According to the Joint Committee on Taxation's insights in the 'Overview of the Federal Tax System As In Effect for 2017,' individual income tax is projected to constitute a significant 48.5% of federal receipts in 2017. The Trump Administration has unveiled its proposal for Individual Tax Reform, centered on three key pillars:
- Reduction of Tax Brackets: The plan suggests streamlining the seven existing tax brackets into three, specifically at 12%, 25%, and 35%.
- Standard Deduction Doubling: Doubling the standard deduction is proposed, aiming to simplify tax calculations and reduce the need for itemizing deductions.
- Tax Relief for Families: A focus on providing tax relief for families grappling with child and dependent care expenses.
What's intriguing is the historical echo in this proposed reform. Over a century ago, when the personal income tax made its debut, it featured seven distinct tax brackets. Additionally, the government incorporated various tax expenditures, including the home mortgage interest deduction, deductions for state and local taxes, and the exclusion of interest on government bonds.
While the structure of the individual income tax has endured across the decades, the accompanying instructions have experienced a meteoric expansion. In 1913, Form 1040 was accompanied by a mere two pages of instructions. Today, the individual income tax labyrinth comes with over 200 pages of instructions and nearly 200 supplemental forms.
Reducing the number of tax brackets from 7 to 3 promises a simpler system, reminiscent of its 1913 counterpart, but it raises concerns about progressivity.
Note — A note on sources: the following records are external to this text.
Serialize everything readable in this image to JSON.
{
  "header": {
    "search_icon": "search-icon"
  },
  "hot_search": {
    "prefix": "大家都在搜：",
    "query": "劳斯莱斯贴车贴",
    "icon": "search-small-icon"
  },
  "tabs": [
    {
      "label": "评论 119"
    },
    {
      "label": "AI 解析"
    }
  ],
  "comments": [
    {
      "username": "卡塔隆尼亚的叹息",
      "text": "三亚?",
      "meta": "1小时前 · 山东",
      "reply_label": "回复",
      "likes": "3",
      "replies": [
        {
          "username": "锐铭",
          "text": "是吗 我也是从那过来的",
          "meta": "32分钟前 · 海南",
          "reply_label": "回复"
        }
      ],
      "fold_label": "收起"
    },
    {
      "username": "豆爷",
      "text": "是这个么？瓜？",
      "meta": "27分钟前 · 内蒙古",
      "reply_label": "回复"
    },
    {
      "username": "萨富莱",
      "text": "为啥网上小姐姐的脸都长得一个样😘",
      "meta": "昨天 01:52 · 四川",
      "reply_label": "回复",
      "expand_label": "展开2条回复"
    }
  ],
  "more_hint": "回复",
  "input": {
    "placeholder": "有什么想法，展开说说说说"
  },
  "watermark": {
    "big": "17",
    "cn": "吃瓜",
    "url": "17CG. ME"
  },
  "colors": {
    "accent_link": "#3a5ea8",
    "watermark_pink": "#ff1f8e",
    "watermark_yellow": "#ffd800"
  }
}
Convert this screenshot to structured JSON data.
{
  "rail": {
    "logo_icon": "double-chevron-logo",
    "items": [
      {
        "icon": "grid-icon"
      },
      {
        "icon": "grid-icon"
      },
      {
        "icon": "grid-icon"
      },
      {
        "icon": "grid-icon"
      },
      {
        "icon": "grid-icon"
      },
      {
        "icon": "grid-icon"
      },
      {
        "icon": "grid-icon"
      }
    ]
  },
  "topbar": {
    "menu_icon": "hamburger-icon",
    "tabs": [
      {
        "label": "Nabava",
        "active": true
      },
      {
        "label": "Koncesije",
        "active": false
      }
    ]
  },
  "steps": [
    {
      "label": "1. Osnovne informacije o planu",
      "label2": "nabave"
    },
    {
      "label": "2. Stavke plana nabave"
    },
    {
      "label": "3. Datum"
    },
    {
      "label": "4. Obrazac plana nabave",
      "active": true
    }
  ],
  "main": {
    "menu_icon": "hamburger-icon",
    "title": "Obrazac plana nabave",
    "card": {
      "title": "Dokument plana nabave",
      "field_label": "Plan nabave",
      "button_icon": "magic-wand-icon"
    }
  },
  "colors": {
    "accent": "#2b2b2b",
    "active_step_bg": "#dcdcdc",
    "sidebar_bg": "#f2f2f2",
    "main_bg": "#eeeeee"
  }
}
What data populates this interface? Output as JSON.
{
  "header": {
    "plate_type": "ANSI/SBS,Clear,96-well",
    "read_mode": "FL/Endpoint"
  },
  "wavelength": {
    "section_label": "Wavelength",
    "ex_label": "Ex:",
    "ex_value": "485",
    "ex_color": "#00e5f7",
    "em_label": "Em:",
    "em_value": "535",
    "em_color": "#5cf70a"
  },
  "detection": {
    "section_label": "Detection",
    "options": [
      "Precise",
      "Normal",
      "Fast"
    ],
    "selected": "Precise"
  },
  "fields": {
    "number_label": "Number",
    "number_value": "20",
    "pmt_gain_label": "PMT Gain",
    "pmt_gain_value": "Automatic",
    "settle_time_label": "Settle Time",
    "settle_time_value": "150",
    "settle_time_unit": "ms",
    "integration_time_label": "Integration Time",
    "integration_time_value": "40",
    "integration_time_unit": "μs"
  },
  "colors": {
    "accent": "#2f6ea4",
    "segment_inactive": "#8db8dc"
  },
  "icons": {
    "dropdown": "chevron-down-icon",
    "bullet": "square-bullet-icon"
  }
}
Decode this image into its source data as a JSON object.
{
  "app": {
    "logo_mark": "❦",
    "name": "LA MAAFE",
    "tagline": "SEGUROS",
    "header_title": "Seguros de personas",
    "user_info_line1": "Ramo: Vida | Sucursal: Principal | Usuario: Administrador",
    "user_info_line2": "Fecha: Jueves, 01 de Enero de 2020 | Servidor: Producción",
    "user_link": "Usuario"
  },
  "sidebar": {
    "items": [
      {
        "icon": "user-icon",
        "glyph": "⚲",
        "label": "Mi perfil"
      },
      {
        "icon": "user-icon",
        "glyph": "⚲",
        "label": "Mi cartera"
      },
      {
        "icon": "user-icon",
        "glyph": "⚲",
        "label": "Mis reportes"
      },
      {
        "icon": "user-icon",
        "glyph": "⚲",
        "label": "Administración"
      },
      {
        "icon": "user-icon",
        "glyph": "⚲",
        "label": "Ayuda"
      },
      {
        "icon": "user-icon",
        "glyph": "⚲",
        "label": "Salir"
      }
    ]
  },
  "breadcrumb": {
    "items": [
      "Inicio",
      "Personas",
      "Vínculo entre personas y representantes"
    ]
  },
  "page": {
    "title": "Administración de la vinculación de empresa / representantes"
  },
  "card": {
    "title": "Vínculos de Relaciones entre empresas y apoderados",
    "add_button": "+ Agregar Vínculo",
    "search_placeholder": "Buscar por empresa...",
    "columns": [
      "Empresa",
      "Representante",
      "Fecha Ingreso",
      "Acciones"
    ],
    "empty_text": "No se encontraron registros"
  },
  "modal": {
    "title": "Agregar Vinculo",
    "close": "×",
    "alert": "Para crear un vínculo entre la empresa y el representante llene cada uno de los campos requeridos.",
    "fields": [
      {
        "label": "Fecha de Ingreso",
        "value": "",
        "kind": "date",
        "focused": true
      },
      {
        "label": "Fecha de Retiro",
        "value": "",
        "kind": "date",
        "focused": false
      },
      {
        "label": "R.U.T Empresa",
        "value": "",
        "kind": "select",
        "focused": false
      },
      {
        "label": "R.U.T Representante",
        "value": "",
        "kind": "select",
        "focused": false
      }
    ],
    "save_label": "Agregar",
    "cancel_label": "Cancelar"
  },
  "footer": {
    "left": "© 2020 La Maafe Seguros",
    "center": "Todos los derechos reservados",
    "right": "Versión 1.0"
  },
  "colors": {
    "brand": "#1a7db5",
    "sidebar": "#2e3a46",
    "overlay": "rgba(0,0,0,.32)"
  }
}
Simplification could potentially result in a less progressive tax system, meaning the federal government might collect less revenue over a 10-year budget window.
Doubling the standard deduction injects a dose of simplicity into the tax calculation. A doubled standard deduction implies a reduced need for itemizing deductions, leading to a more straightforward tax form. Moreover, this move renders more taxpayers exempt from the individual income tax. If, for instance, the standard deduction increases to $24,000 for a married couple, the couple could earn up to this amount before being subject to federal income tax.
This, however, is merely the tip of the iceberg. With additional tax benefits potentially available—expanded child tax credits, Earned Income Tax Credit (EITC), and a new credit for non-child dependents—a couple could find themselves earning significantly more than $24,000 before facing federal income taxes.
As the Administration charts the course for its tax plan, a critical evaluation of the long-term implications is essential. Implementing new tax expenditures alongside reductions in tax rates requires a meticulous balancing act, ensuring the government can sustain its revenue intake.
Amidst the nearly 200 IRS forms tethered to the individual tax return, it is undeniable that our system is ripe for reform. The challenge, however, lies in striking a balance between the advantages of heightened simplicity and the revenue decrease typically associated with rate cuts and provisions that dilute progressivity.
This challenge mandates compromise from both the chambers of Congress and the White House, underscoring the intricate negotiations ahead. Without compromise, the pursuit of a revenue-neutral tax reform package will be an uphill battle. As the wheels of tax reform set in motion, the nation braces for a transformation that will shape the financial landscape for generations to come.